**TASK GOAL:** Leave the pictures out while you restate every entry below word for word.

━━━━━━

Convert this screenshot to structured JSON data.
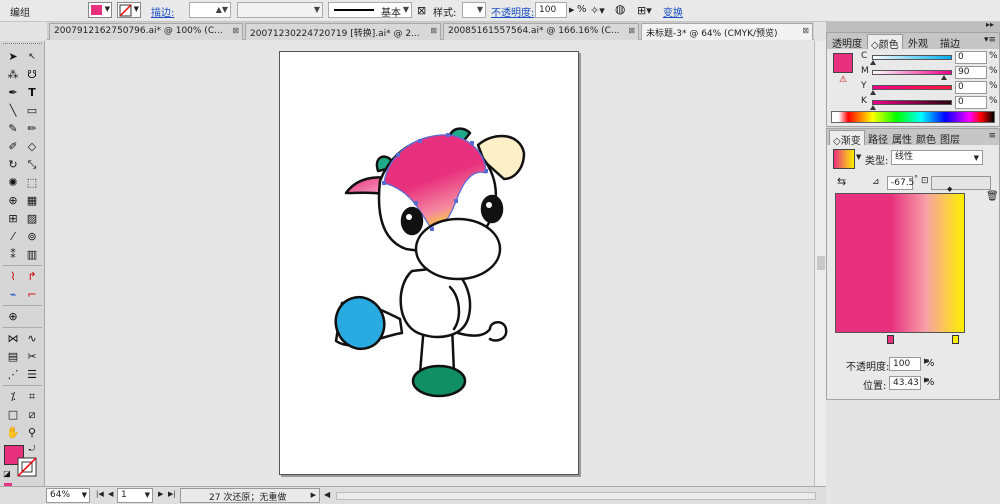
{
  "control_bar": {
    "mode_label": "编组",
    "stroke_label": "描边:",
    "brush_label": "基本",
    "style_label": "样式:",
    "opacity_label": "不透明度:",
    "opacity_value": "100",
    "opacity_unit": "%",
    "transform_label": "变换"
  },
  "tabs": [
    {
      "label": "2007912162750796.ai* @ 100% (C..."
    },
    {
      "label": "20071230224720719  [转换].ai* @ 2..."
    },
    {
      "label": "20085161557564.ai* @ 166.16% (C..."
    },
    {
      "label": "未标题-3* @ 64% (CMYK/预览)"
    }
  ],
  "color_panel": {
    "tabs": [
      "透明度",
      "颜色",
      "外观",
      "描边"
    ],
    "channels": [
      {
        "label": "C",
        "value": "0"
      },
      {
        "label": "M",
        "value": "90"
      },
      {
        "label": "Y",
        "value": "0"
      },
      {
        "label": "K",
        "value": "0"
      }
    ],
    "unit": "%"
  },
  "gradient_panel": {
    "tabs": [
      "渐变",
      "路径",
      "属性",
      "颜色",
      "图层"
    ],
    "type_label": "类型:",
    "type_value": "线性",
    "angle_value": "-67.5",
    "angle_unit": "°",
    "opacity_label": "不透明度:",
    "opacity_value": "100",
    "location_label": "位置:",
    "location_value": "43.43",
    "unit": "%"
  },
  "status_bar": {
    "zoom": "64%",
    "artboard": "1",
    "status_text": "27 次还原；无重做"
  },
  "colors": {
    "magenta": "#e8317e",
    "yellow": "#ffef00",
    "cyan": "#29abe2",
    "green": "#0f8f63"
  }
}
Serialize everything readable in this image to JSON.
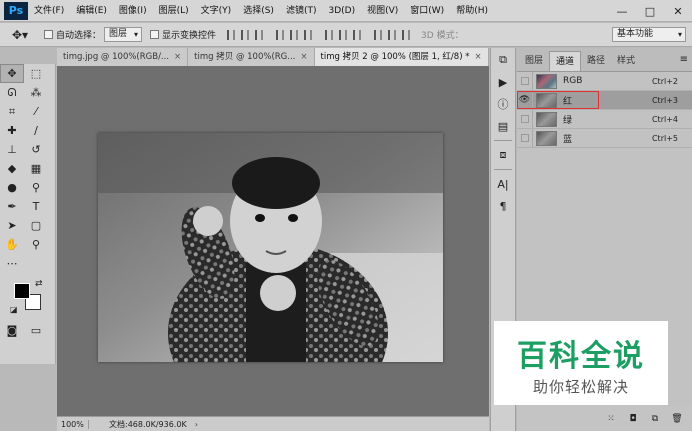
{
  "app": {
    "logo": "Ps",
    "menus": [
      "文件(F)",
      "编辑(E)",
      "图像(I)",
      "图层(L)",
      "文字(Y)",
      "选择(S)",
      "滤镜(T)",
      "3D(D)",
      "视图(V)",
      "窗口(W)",
      "帮助(H)"
    ],
    "window_controls": {
      "minimize": "—",
      "maximize": "□",
      "close": "✕"
    }
  },
  "options": {
    "auto_select_label": "自动选择：",
    "auto_select_value": "图层",
    "show_transform_label": "显示变换控件",
    "mode3d_label": "3D 模式：",
    "workspace_value": "基本功能"
  },
  "tabs": [
    {
      "label": "timg.jpg @ 100%(RGB/...",
      "close": "×",
      "active": false
    },
    {
      "label": "timg 拷贝 @ 100%(RG...",
      "close": "×",
      "active": false
    },
    {
      "label": "timg 拷贝 2 @ 100% (图层 1, 红/8) *",
      "close": "×",
      "active": true
    }
  ],
  "status": {
    "zoom": "100%",
    "doc_size": "文档:468.0K/936.0K",
    "arrow": "›"
  },
  "panel": {
    "tabs": [
      "图层",
      "通道",
      "路径",
      "样式"
    ],
    "active_tab": "通道",
    "menu_icon": "≡",
    "channels": [
      {
        "name": "RGB",
        "shortcut": "Ctrl+2",
        "visible": false,
        "selected": false
      },
      {
        "name": "红",
        "shortcut": "Ctrl+3",
        "visible": true,
        "selected": true
      },
      {
        "name": "绿",
        "shortcut": "Ctrl+4",
        "visible": false,
        "selected": false
      },
      {
        "name": "蓝",
        "shortcut": "Ctrl+5",
        "visible": false,
        "selected": false
      }
    ]
  },
  "watermark": {
    "title": "百科全说",
    "subtitle": "助你轻松解决",
    "color": "#1d9e63"
  },
  "colors": {
    "foreground": "#000000",
    "background": "#ffffff",
    "highlight": "#e03030"
  }
}
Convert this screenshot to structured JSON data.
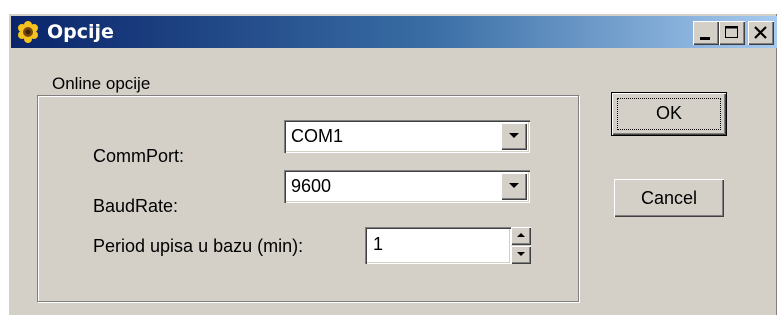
{
  "window": {
    "title": "Opcije",
    "icon": "sunflower-app-icon",
    "controls": [
      "minimize-icon",
      "maximize-icon",
      "close-icon"
    ]
  },
  "group": {
    "label": "Online opcije"
  },
  "fields": {
    "commport": {
      "label": "CommPort:",
      "value": "COM1"
    },
    "baudrate": {
      "label": "BaudRate:",
      "value": "9600"
    },
    "period": {
      "label": "Period upisa u bazu (min):",
      "value": "1"
    }
  },
  "buttons": {
    "ok": "OK",
    "cancel": "Cancel"
  },
  "colors": {
    "titlebar_start": "#0a246a",
    "titlebar_end": "#a6caf0",
    "face": "#d4d0c8"
  }
}
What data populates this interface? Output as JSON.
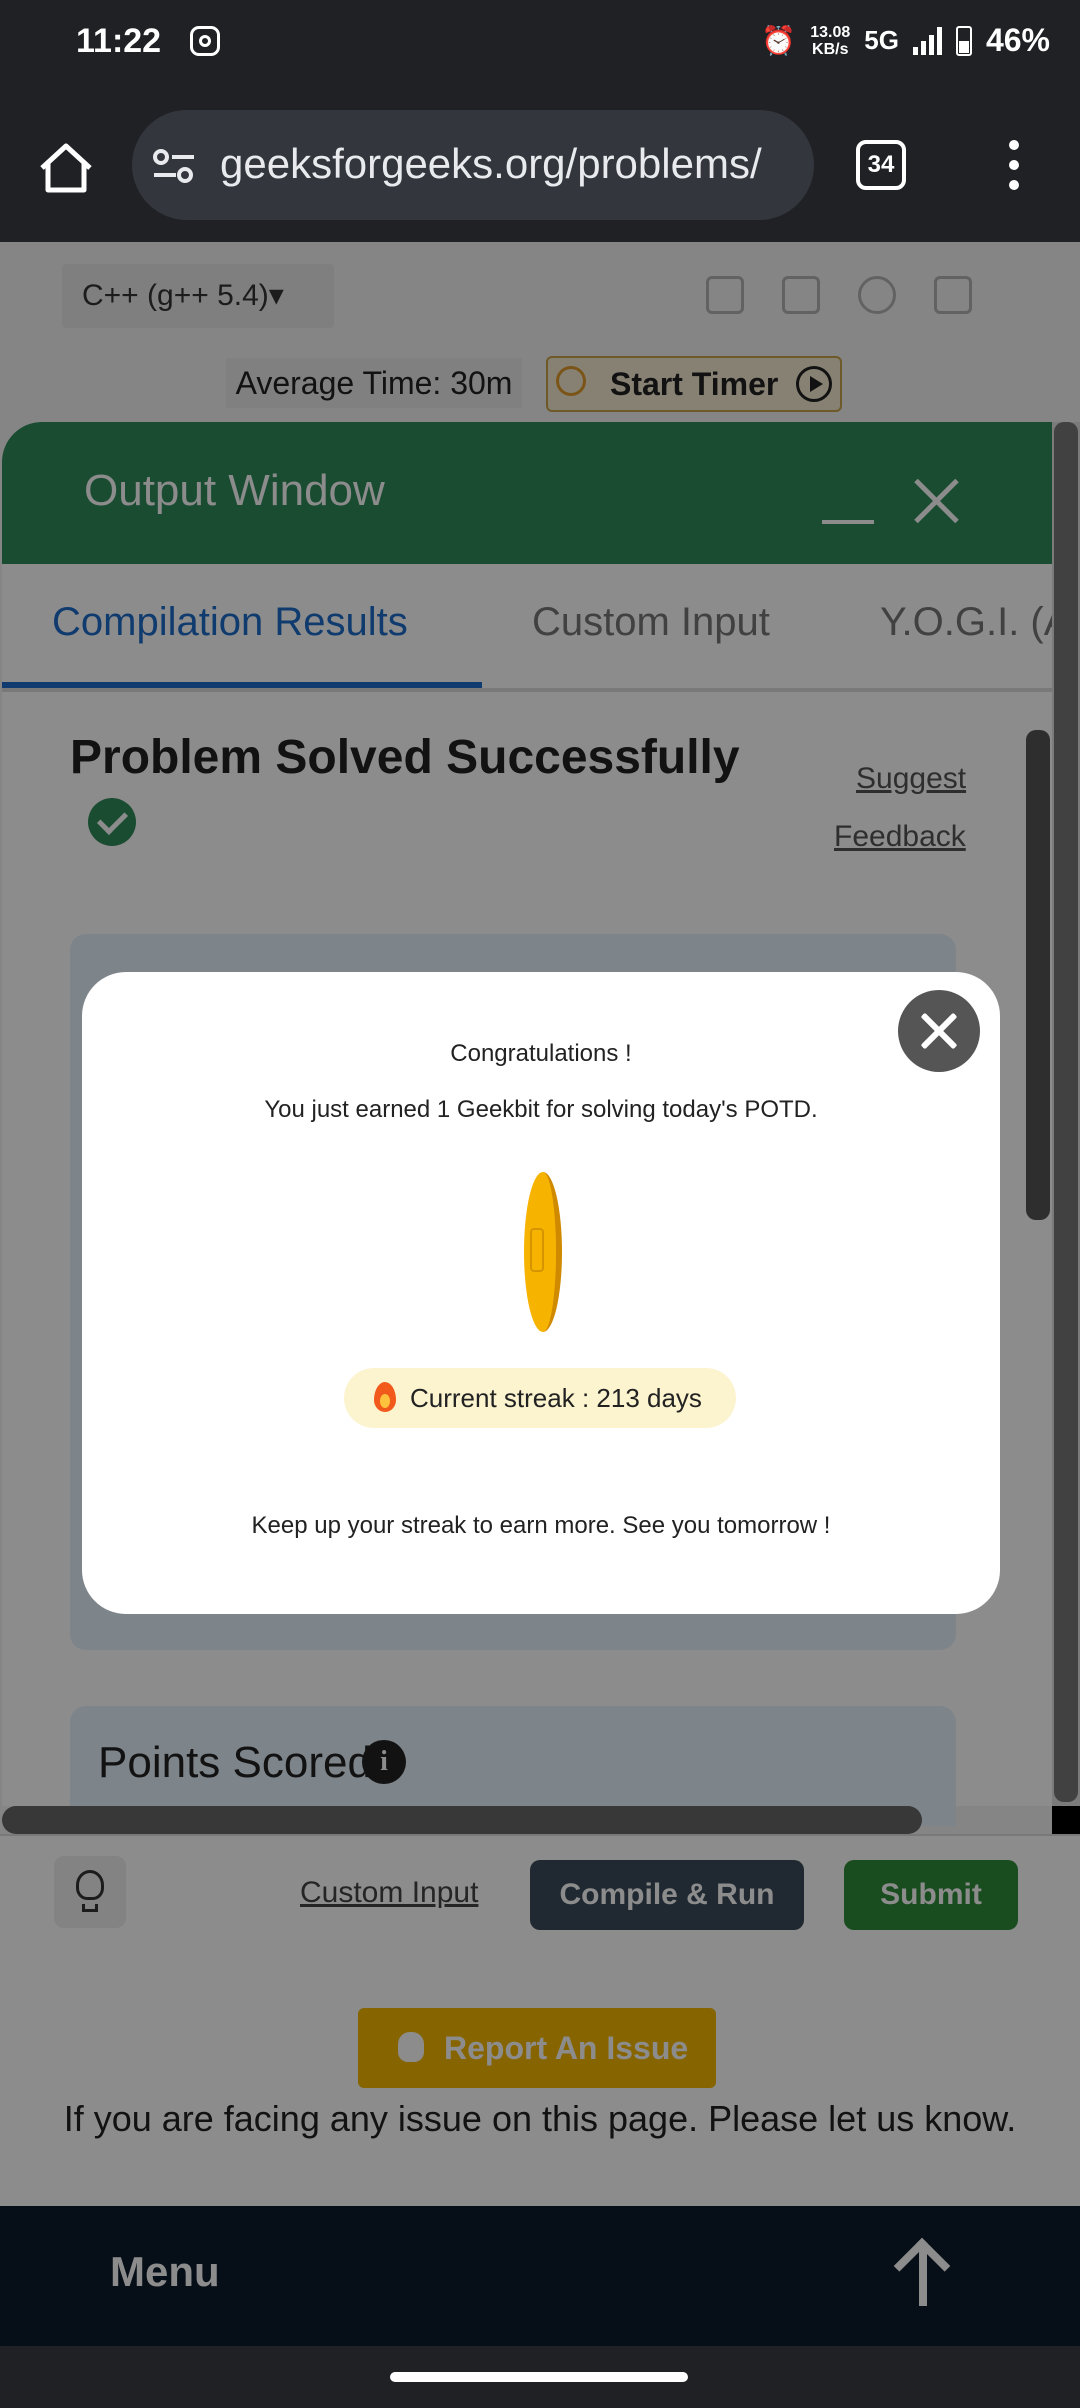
{
  "status_bar": {
    "time": "11:22",
    "speed_value": "13.08",
    "speed_unit": "KB/s",
    "network": "5G",
    "battery": "46%"
  },
  "browser": {
    "url": "geeksforgeeks.org/problems/",
    "tab_count": "34"
  },
  "editor": {
    "language": "C++ (g++ 5.4)▾",
    "average_time": "Average Time: 30m",
    "start_timer": "Start Timer"
  },
  "output_window": {
    "title": "Output Window",
    "tabs": [
      "Compilation Results",
      "Custom Input",
      "Y.O.G.I. (A"
    ],
    "status_title": "Problem Solved Successfully",
    "suggest": "Suggest",
    "feedback": "Feedback",
    "points_scored": "Points Scored",
    "info_glyph": "i"
  },
  "actions": {
    "custom_input": "Custom Input",
    "compile_run": "Compile & Run",
    "submit": "Submit"
  },
  "report": {
    "button": "Report An Issue",
    "note": "If you are facing any issue on this page. Please let us know."
  },
  "footer": {
    "menu": "Menu"
  },
  "modal": {
    "congrats": "Congratulations !",
    "earned": "You just earned 1 Geekbit for solving today's POTD.",
    "streak": "Current streak : 213 days",
    "keep_up": "Keep up your streak to earn more. See you tomorrow !"
  },
  "colors": {
    "output_header": "#2f8a5a",
    "active_tab": "#1e6cc8",
    "submit": "#2f8a3a",
    "report": "#f5b800",
    "coin": "#f6b400"
  },
  "icons": [
    "home-icon",
    "tune-icon",
    "tabs-icon",
    "more-vert-icon",
    "alarm-icon",
    "play-icon",
    "close-icon",
    "check-circle-icon",
    "info-icon",
    "bulb-icon",
    "bug-icon",
    "arrow-up-icon",
    "coin-icon",
    "fire-icon"
  ]
}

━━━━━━

**EXPECTED ANSWER:**
Convert this screenshot to structured JSON data.
{
  "control_bar": {
    "mode_label": "编组",
    "stroke_label": "描边:",
    "brush_label": "基本",
    "style_label": "样式:",
    "opacity_label": "不透明度:",
    "opacity_value": "100",
    "opacity_unit": "%",
    "transform_label": "变换"
  },
  "tabs": [
    {
      "label": "2007912162750796.ai* @ 100% (C..."
    },
    {
      "label": "20071230224720719  [转换].ai* @ 2..."
    },
    {
      "label": "20085161557564.ai* @ 166.16% (C..."
    },
    {
      "label": "未标题-3* @ 64% (CMYK/预览)"
    }
  ],
  "color_panel": {
    "tabs": [
      "透明度",
      "颜色",
      "外观",
      "描边"
    ],
    "channels": [
      {
        "label": "C",
        "value": "0"
      },
      {
        "label": "M",
        "value": "90"
      },
      {
        "label": "Y",
        "value": "0"
      },
      {
        "label": "K",
        "value": "0"
      }
    ],
    "unit": "%"
  },
  "gradient_panel": {
    "tabs": [
      "渐变",
      "路径",
      "属性",
      "颜色",
      "图层"
    ],
    "type_label": "类型:",
    "type_value": "线性",
    "angle_value": "-67.5",
    "angle_unit": "°",
    "opacity_label": "不透明度:",
    "opacity_value": "100",
    "location_label": "位置:",
    "location_value": "43.43",
    "unit": "%"
  },
  "status_bar": {
    "zoom": "64%",
    "artboard": "1",
    "status_text": "27 次还原；无重做"
  },
  "colors": {
    "magenta": "#e8317e",
    "yellow": "#ffef00",
    "cyan": "#29abe2",
    "green": "#0f8f63"
  }
}
Serialize everything readable in this image to JSON.
{
  "app": {
    "logo": "Ps",
    "menus": [
      "文件(F)",
      "编辑(E)",
      "图像(I)",
      "图层(L)",
      "文字(Y)",
      "选择(S)",
      "滤镜(T)",
      "3D(D)",
      "视图(V)",
      "窗口(W)",
      "帮助(H)"
    ],
    "window_controls": {
      "minimize": "—",
      "maximize": "□",
      "close": "✕"
    }
  },
  "options": {
    "auto_select_label": "自动选择：",
    "auto_select_value": "图层",
    "show_transform_label": "显示变换控件",
    "mode3d_label": "3D 模式：",
    "workspace_value": "基本功能"
  },
  "tabs": [
    {
      "label": "timg.jpg @ 100%(RGB/...",
      "close": "×",
      "active": false
    },
    {
      "label": "timg 拷贝 @ 100%(RG...",
      "close": "×",
      "active": false
    },
    {
      "label": "timg 拷贝 2 @ 100% (图层 1, 红/8) *",
      "close": "×",
      "active": true
    }
  ],
  "status": {
    "zoom": "100%",
    "doc_size": "文档:468.0K/936.0K",
    "arrow": "›"
  },
  "panel": {
    "tabs": [
      "图层",
      "通道",
      "路径",
      "样式"
    ],
    "active_tab": "通道",
    "menu_icon": "≡",
    "channels": [
      {
        "name": "RGB",
        "shortcut": "Ctrl+2",
        "visible": false,
        "selected": false
      },
      {
        "name": "红",
        "shortcut": "Ctrl+3",
        "visible": true,
        "selected": true
      },
      {
        "name": "绿",
        "shortcut": "Ctrl+4",
        "visible": false,
        "selected": false
      },
      {
        "name": "蓝",
        "shortcut": "Ctrl+5",
        "visible": false,
        "selected": false
      }
    ]
  },
  "watermark": {
    "title": "百科全说",
    "subtitle": "助你轻松解决",
    "color": "#1d9e63"
  },
  "colors": {
    "foreground": "#000000",
    "background": "#ffffff",
    "highlight": "#e03030"
  }
}
Convert this screenshot to structured JSON data.
{
  "window": {
    "title": "Opcije",
    "icon": "sunflower-app-icon",
    "controls": [
      "minimize-icon",
      "maximize-icon",
      "close-icon"
    ]
  },
  "group": {
    "label": "Online opcije"
  },
  "fields": {
    "commport": {
      "label": "CommPort:",
      "value": "COM1"
    },
    "baudrate": {
      "label": "BaudRate:",
      "value": "9600"
    },
    "period": {
      "label": "Period upisa u bazu (min):",
      "value": "1"
    }
  },
  "buttons": {
    "ok": "OK",
    "cancel": "Cancel"
  },
  "colors": {
    "titlebar_start": "#0a246a",
    "titlebar_end": "#a6caf0",
    "face": "#d4d0c8"
  }
}
What data populates this interface? Output as JSON.
{
  "status_bar": {
    "time": "11:22",
    "speed_value": "13.08",
    "speed_unit": "KB/s",
    "network": "5G",
    "battery": "46%"
  },
  "browser": {
    "url": "geeksforgeeks.org/problems/",
    "tab_count": "34"
  },
  "editor": {
    "language": "C++ (g++ 5.4)▾",
    "average_time": "Average Time: 30m",
    "start_timer": "Start Timer"
  },
  "output_window": {
    "title": "Output Window",
    "tabs": [
      "Compilation Results",
      "Custom Input",
      "Y.O.G.I. (A"
    ],
    "status_title": "Problem Solved Successfully",
    "suggest": "Suggest",
    "feedback": "Feedback",
    "points_scored": "Points Scored",
    "info_glyph": "i"
  },
  "actions": {
    "custom_input": "Custom Input",
    "compile_run": "Compile & Run",
    "submit": "Submit"
  },
  "report": {
    "button": "Report An Issue",
    "note": "If you are facing any issue on this page. Please let us know."
  },
  "footer": {
    "menu": "Menu"
  },
  "modal": {
    "congrats": "Congratulations !",
    "earned": "You just earned 1 Geekbit for solving today's POTD.",
    "streak": "Current streak : 213 days",
    "keep_up": "Keep up your streak to earn more. See you tomorrow !"
  },
  "colors": {
    "output_header": "#2f8a5a",
    "active_tab": "#1e6cc8",
    "submit": "#2f8a3a",
    "report": "#f5b800",
    "coin": "#f6b400"
  },
  "icons": [
    "home-icon",
    "tune-icon",
    "tabs-icon",
    "more-vert-icon",
    "alarm-icon",
    "play-icon",
    "close-icon",
    "check-circle-icon",
    "info-icon",
    "bulb-icon",
    "bug-icon",
    "arrow-up-icon",
    "coin-icon",
    "fire-icon"
  ]
}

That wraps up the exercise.